From the first line to the last, output the entries exactly.
*** SUPPLIED RECORDS Section Begins ***
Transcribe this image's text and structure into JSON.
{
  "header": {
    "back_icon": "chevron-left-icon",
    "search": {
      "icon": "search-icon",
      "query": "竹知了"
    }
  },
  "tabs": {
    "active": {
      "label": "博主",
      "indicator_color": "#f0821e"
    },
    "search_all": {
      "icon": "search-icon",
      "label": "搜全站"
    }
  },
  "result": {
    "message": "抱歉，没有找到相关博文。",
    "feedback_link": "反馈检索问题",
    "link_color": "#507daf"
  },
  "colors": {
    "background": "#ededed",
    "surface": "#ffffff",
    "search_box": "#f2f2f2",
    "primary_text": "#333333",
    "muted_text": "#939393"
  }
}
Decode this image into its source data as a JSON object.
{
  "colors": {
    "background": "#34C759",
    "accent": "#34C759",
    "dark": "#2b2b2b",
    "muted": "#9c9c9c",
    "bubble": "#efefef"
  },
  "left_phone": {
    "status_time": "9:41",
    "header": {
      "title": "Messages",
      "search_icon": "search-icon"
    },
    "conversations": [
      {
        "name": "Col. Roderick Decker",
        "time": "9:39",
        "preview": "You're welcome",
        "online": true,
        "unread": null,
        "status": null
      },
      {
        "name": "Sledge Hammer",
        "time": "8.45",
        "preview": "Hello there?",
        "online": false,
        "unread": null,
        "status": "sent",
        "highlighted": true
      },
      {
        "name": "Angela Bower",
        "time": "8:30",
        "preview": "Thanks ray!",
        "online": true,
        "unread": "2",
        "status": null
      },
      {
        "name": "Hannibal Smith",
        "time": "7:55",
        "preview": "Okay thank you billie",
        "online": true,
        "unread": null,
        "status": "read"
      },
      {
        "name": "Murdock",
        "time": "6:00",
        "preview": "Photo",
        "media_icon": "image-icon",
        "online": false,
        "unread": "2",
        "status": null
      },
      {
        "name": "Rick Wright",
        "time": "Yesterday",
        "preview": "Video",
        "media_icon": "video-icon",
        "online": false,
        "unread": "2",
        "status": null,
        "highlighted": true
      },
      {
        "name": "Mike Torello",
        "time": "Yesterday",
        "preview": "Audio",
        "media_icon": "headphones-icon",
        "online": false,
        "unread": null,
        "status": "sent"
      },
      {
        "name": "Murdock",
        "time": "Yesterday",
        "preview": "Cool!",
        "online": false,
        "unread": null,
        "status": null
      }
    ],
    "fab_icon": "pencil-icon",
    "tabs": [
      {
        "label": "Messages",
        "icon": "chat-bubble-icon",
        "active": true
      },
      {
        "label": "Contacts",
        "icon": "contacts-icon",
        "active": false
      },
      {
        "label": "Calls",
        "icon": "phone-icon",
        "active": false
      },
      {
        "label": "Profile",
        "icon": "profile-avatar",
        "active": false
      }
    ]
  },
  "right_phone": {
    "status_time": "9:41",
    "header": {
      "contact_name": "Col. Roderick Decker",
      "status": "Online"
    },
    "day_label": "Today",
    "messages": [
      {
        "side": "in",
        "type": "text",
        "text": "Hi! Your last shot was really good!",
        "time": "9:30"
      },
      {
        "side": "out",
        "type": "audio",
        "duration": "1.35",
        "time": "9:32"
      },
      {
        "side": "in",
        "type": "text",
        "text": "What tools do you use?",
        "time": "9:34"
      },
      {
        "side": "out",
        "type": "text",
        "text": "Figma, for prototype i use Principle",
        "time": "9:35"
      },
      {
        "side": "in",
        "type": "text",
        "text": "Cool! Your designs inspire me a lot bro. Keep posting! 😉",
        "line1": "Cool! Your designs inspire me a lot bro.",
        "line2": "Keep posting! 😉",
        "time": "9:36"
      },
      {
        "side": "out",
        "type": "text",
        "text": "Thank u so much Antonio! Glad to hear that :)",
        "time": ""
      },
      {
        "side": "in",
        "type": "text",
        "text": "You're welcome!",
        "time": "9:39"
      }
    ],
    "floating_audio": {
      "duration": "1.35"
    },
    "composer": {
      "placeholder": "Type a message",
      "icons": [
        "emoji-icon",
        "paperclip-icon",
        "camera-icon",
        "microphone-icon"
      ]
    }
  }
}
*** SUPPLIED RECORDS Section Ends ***
- _ANSWER TO THE PROBLEM_:
Transcribe this image's text and structure into JSON.
{
  "header": {
    "back_icon": "chevron-left-icon",
    "search": {
      "icon": "search-icon",
      "query": "竹知了"
    }
  },
  "tabs": {
    "active": {
      "label": "博主",
      "indicator_color": "#f0821e"
    },
    "search_all": {
      "icon": "search-icon",
      "label": "搜全站"
    }
  },
  "result": {
    "message": "抱歉，没有找到相关博文。",
    "feedback_link": "反馈检索问题",
    "link_color": "#507daf"
  },
  "colors": {
    "background": "#ededed",
    "surface": "#ffffff",
    "search_box": "#f2f2f2",
    "primary_text": "#333333",
    "muted_text": "#939393"
  }
}
Decode this image into its source data as a JSON object.
{
  "colors": {
    "background": "#34C759",
    "accent": "#34C759",
    "dark": "#2b2b2b",
    "muted": "#9c9c9c",
    "bubble": "#efefef"
  },
  "left_phone": {
    "status_time": "9:41",
    "header": {
      "title": "Messages",
      "search_icon": "search-icon"
    },
    "conversations": [
      {
        "name": "Col. Roderick Decker",
        "time": "9:39",
        "preview": "You're welcome",
        "online": true,
        "unread": null,
        "status": null
      },
      {
        "name": "Sledge Hammer",
        "time": "8.45",
        "preview": "Hello there?",
        "online": false,
        "unread": null,
        "status": "sent",
        "highlighted": true
      },
      {
        "name": "Angela Bower",
        "time": "8:30",
        "preview": "Thanks ray!",
        "online": true,
        "unread": "2",
        "status": null
      },
      {
        "name": "Hannibal Smith",
        "time": "7:55",
        "preview": "Okay thank you billie",
        "online": true,
        "unread": null,
        "status": "read"
      },
      {
        "name": "Murdock",
        "time": "6:00",
        "preview": "Photo",
        "media_icon": "image-icon",
        "online": false,
        "unread": "2",
        "status": null
      },
      {
        "name": "Rick Wright",
        "time": "Yesterday",
        "preview": "Video",
        "media_icon": "video-icon",
        "online": false,
        "unread": "2",
        "status": null,
        "highlighted": true
      },
      {
        "name": "Mike Torello",
        "time": "Yesterday",
        "preview": "Audio",
        "media_icon": "headphones-icon",
        "online": false,
        "unread": null,
        "status": "sent"
      },
      {
        "name": "Murdock",
        "time": "Yesterday",
        "preview": "Cool!",
        "online": false,
        "unread": null,
        "status": null
      }
    ],
    "fab_icon": "pencil-icon",
    "tabs": [
      {
        "label": "Messages",
        "icon": "chat-bubble-icon",
        "active": true
      },
      {
        "label": "Contacts",
        "icon": "contacts-icon",
        "active": false
      },
      {
        "label": "Calls",
        "icon": "phone-icon",
        "active": false
      },
      {
        "label": "Profile",
        "icon": "profile-avatar",
        "active": false
      }
    ]
  },
  "right_phone": {
    "status_time": "9:41",
    "header": {
      "contact_name": "Col. Roderick Decker",
      "status": "Online"
    },
    "day_label": "Today",
    "messages": [
      {
        "side": "in",
        "type": "text",
        "text": "Hi! Your last shot was really good!",
        "time": "9:30"
      },
      {
        "side": "out",
        "type": "audio",
        "duration": "1.35",
        "time": "9:32"
      },
      {
        "side": "in",
        "type": "text",
        "text": "What tools do you use?",
        "time": "9:34"
      },
      {
        "side": "out",
        "type": "text",
        "text": "Figma, for prototype i use Principle",
        "time": "9:35"
      },
      {
        "side": "in",
        "type": "text",
        "text": "Cool! Your designs inspire me a lot bro. Keep posting! 😉",
        "line1": "Cool! Your designs inspire me a lot bro.",
        "line2": "Keep posting! 😉",
        "time": "9:36"
      },
      {
        "side": "out",
        "type": "text",
        "text": "Thank u so much Antonio! Glad to hear that :)",
        "time": ""
      },
      {
        "side": "in",
        "type": "text",
        "text": "You're welcome!",
        "time": "9:39"
      }
    ],
    "floating_audio": {
      "duration": "1.35"
    },
    "composer": {
      "placeholder": "Type a message",
      "icons": [
        "emoji-icon",
        "paperclip-icon",
        "camera-icon",
        "microphone-icon"
      ]
    }
  }
}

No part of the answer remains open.